While that's a truly incredible thing to behold, this week I'm reminded by experience that technological advancement can never take the place of human touch.  It can't replace the ability to be fully present with another person in order to experience every nuance in their voice, their body language, the way their energy feels when you're close.  This world is literally starving for meaningful connection.  We see it all the time in how people disengage from each other via a text or email because it's the easy way out and they don't have to look each other in the eyes.  What a paradox that we have a plethora of ways to stay in touch, yet not much seems to be conveyed with integrity, rather it's like skipping a pebble on the surface of a pond.  
As for me, there's nothing quite like watching ripples widen after dropping a solid stone into the water of an in-person, deep, heartwarming conversation.
"I need my Kate Time," close friends often tell me. 
When I ask what that means, they say something like, "With most everyone else it's just blah, blah, blah.  With you I have a real conversation."

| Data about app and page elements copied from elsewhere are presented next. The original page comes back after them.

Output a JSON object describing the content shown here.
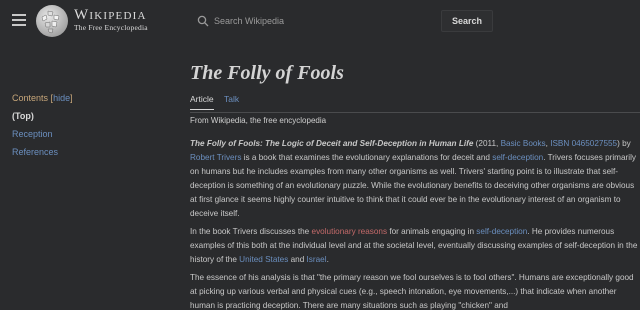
{
  "header": {
    "logo_name": "Wikipedia",
    "logo_tagline": "The Free Encyclopedia",
    "search_placeholder": "Search Wikipedia",
    "search_button": "Search"
  },
  "toc": {
    "title": "Contents",
    "hide_open": "[",
    "hide_label": "hide",
    "hide_close": "]",
    "items": [
      "(Top)",
      "Reception",
      "References"
    ]
  },
  "article": {
    "title": "The Folly of Fools",
    "tabs": [
      "Article",
      "Talk"
    ],
    "from_line": "From Wikipedia, the free encyclopedia",
    "p1": {
      "title_bold": "The Folly of Fools: The Logic of Deceit and Self-Deception in Human Life",
      "t1": " (2011, ",
      "publisher": "Basic Books",
      "t2": ", ",
      "isbn": "ISBN 0465027555",
      "t3": ") by ",
      "author": "Robert Trivers",
      "t4": " is a book that examines the evolutionary explanations for deceit and ",
      "self_dec": "self-deception",
      "t5": ". Trivers focuses primarily on humans but he includes examples from many other organisms as well. Trivers' starting point is to illustrate that self-deception is something of an evolutionary puzzle. While the evolutionary benefits to deceiving other organisms are obvious at first glance it seems highly counter intuitive to think that it could ever be in the evolutionary interest of an organism to deceive itself."
    },
    "p2": {
      "t1": "In the book Trivers discusses the ",
      "evo_reasons": "evolutionary reasons",
      "t2": " for animals engaging in ",
      "self_dec": "self-deception",
      "t3": ". He provides numerous examples of this both at the individual level and at the societal level, eventually discussing examples of self-deception in the history of the ",
      "us": "United States",
      "t4": " and ",
      "israel": "Israel",
      "t5": "."
    },
    "p3": {
      "text": "The essence of his analysis is that \"the primary reason we fool ourselves is to fool others\". Humans are exceptionally good at picking up various verbal and physical cues (e.g., speech intonation, eye movements,...) that indicate when another human is practicing deception. There are many situations such as playing \"chicken\" and"
    }
  }
}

Smiling, I reply, "I don't have any other kind."
When I called a friend this week to catch up, I told her I was writing this blog and she said, "Oh, yes...I need my Kate Time, too!  We can communicate all we want electronically, but when I'm with you, I can feel the true passion and understanding you embody just by who you are.  You sense what's not being said, the unspoken words, the emotions, the vibes, etc.  Electronic messaging is void of all that.  When it replaces true communication, that's where the problem starts.
"As a writer you understand what that means, Kate," Rhonda continued.  "How to communicate with real feeling...with an understanding of touching people with authenticity.  You know there needs to be a purpose."
"Even if that purpose is just to let someone know I'm thinking about them," I replied.  "Sometimes just a quick call can mean a lot."
"Exactly!  Last week I was Facetiming with my family out east for my birthday and my little granddaughter was dancing and blowing kisses to grandma."  Rhonda paused for a moment.  "It was great to be able to see her, but my arms weren't long enough to reach Boston.  Sometimes I just need to feel her heartbeat."
I know exactly what Rhonda means, for my arms aren't long enough to reach California so I can hug my friend, Richard, who has given me so much support this year, gratitude doesn't begin to reveal how I'm feeling right now.  Because of his love and generosity I've been able to carve out more time to write.  Because of his unparalleled encouragement as a fellow author, I know I'm not alone in my vocation.  Because he's given me freedom in the form of new ways to communicate technologically, I've been able to connect with people in ways I never imagined.  Sure we email almost daily, but I can't wait to fly out west and give him a big hug so I can feel his tangible, tender heartbeat just as much as I've felt his metaphorical one through all these years.
Lately I've been able to deeply reconnect with my own heart...a place I'd abandoned long ago, a place I've only recently rediscovered through a host of relationships.   In recognizing the center of myself, I find that when I'm with others, I yearn to relate with them in that way, too.  Now through a variety of choices, I'm able to communicate with a phone call, an email, a blog...or even in person...and know that to be able to reach out and authentically touch someone is a gift not only for them, but for myself as well.